DATASET EXCERPTS Block Start

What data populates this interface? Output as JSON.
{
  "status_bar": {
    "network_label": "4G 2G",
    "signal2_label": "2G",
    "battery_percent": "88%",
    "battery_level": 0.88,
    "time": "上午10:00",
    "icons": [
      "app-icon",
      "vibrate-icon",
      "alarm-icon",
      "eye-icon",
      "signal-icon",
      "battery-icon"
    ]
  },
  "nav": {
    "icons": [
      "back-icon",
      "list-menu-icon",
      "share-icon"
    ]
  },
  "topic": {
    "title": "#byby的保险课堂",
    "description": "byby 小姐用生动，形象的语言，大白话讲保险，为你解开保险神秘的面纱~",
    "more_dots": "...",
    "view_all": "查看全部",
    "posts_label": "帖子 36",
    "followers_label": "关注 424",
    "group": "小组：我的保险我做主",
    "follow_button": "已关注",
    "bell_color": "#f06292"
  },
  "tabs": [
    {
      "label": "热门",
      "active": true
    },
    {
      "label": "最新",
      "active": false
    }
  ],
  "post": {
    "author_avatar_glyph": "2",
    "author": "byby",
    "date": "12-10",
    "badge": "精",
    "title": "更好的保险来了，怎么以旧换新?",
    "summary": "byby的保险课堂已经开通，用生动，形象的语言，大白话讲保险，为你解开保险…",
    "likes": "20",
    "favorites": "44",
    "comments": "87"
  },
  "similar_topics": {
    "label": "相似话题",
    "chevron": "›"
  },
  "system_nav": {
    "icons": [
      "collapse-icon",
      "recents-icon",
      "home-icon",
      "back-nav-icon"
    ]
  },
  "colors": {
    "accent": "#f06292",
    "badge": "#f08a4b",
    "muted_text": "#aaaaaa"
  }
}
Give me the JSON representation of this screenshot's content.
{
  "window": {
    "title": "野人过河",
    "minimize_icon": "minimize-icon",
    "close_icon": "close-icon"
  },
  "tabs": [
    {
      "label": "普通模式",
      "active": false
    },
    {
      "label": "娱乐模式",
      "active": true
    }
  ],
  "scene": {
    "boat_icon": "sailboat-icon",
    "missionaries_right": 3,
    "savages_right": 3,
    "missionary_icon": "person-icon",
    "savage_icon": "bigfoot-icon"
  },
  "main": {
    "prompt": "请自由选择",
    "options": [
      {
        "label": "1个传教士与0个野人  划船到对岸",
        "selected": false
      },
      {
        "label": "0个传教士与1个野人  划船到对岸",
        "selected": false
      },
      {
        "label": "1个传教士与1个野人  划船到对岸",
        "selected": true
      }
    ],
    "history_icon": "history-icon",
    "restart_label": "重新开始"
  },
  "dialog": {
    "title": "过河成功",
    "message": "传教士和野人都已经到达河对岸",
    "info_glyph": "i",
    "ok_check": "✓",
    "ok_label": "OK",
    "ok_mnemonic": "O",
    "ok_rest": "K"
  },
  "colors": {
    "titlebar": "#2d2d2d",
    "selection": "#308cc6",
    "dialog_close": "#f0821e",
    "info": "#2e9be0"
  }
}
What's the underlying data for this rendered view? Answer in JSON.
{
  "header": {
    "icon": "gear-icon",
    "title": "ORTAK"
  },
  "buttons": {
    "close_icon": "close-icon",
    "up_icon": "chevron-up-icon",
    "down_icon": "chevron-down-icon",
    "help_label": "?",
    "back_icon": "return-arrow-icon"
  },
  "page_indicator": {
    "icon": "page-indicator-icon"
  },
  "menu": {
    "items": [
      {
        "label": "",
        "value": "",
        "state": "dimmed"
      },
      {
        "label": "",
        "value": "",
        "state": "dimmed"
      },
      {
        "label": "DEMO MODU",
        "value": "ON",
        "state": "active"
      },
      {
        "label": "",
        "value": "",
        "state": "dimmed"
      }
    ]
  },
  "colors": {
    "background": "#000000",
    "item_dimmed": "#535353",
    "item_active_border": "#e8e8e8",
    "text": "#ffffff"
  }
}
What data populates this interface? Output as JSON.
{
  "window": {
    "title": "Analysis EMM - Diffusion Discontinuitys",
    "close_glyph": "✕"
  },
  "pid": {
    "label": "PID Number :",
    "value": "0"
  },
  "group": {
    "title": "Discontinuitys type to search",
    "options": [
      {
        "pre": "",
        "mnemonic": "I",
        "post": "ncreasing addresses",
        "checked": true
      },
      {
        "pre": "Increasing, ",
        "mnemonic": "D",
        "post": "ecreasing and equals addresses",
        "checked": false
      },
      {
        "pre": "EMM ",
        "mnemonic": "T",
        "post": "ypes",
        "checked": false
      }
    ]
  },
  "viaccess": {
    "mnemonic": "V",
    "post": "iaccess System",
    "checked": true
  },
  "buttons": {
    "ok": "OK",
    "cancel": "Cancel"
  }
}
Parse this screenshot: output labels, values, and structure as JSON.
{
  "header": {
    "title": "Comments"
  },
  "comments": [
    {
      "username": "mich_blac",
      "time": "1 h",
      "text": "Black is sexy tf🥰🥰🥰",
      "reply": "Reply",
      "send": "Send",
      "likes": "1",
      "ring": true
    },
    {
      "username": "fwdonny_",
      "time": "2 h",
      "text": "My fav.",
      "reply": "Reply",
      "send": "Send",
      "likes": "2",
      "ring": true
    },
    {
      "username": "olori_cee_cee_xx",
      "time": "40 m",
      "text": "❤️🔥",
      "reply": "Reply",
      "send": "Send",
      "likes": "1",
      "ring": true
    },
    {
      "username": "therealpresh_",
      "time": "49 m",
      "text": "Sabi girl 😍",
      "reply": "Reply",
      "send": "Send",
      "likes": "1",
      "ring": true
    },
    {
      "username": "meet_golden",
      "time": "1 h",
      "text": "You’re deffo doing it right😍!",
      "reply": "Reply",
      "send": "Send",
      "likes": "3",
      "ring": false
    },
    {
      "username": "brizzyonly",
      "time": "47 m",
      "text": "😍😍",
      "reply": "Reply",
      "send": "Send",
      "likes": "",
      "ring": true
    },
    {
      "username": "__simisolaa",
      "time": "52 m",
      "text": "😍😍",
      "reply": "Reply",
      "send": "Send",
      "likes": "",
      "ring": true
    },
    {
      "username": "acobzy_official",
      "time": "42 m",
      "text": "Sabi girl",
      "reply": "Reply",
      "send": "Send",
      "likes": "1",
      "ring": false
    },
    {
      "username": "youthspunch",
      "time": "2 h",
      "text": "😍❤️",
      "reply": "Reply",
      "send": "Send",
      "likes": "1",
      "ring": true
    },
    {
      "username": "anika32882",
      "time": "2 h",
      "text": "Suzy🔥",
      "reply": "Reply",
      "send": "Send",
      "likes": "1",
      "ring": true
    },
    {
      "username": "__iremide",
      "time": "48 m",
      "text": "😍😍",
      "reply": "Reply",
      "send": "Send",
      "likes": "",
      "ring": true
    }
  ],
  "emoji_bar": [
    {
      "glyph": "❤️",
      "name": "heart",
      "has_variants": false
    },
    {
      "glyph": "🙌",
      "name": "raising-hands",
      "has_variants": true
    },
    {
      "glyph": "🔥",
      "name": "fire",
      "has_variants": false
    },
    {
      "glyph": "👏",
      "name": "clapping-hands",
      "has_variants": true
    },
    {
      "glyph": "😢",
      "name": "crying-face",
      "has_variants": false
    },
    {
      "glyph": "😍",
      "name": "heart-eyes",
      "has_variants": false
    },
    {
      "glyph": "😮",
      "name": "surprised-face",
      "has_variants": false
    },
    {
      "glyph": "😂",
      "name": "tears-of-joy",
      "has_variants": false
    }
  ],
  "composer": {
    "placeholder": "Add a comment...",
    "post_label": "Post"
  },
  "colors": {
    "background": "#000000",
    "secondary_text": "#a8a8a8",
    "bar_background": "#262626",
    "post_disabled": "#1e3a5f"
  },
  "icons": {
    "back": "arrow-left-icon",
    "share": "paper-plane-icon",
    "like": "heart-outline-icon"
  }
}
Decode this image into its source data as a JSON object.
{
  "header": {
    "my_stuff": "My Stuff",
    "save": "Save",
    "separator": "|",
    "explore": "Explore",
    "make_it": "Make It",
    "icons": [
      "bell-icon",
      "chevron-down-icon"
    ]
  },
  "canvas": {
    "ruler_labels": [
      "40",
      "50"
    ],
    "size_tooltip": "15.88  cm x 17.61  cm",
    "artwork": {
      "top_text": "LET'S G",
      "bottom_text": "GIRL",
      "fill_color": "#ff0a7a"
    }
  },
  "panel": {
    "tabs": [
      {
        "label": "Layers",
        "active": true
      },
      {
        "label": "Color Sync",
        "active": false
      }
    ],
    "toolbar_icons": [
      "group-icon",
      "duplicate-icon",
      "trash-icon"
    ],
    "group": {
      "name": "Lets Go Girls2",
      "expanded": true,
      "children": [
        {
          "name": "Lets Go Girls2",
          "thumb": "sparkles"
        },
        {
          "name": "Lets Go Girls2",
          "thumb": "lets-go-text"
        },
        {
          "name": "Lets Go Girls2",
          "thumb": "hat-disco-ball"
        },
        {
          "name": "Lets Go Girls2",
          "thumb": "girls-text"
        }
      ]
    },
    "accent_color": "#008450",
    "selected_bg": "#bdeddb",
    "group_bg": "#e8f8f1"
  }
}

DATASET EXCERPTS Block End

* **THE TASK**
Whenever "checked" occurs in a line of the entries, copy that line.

* **SOLUTION TO THIS TASK**
        "checked": true
        "checked": false
        "checked": false
    "checked": true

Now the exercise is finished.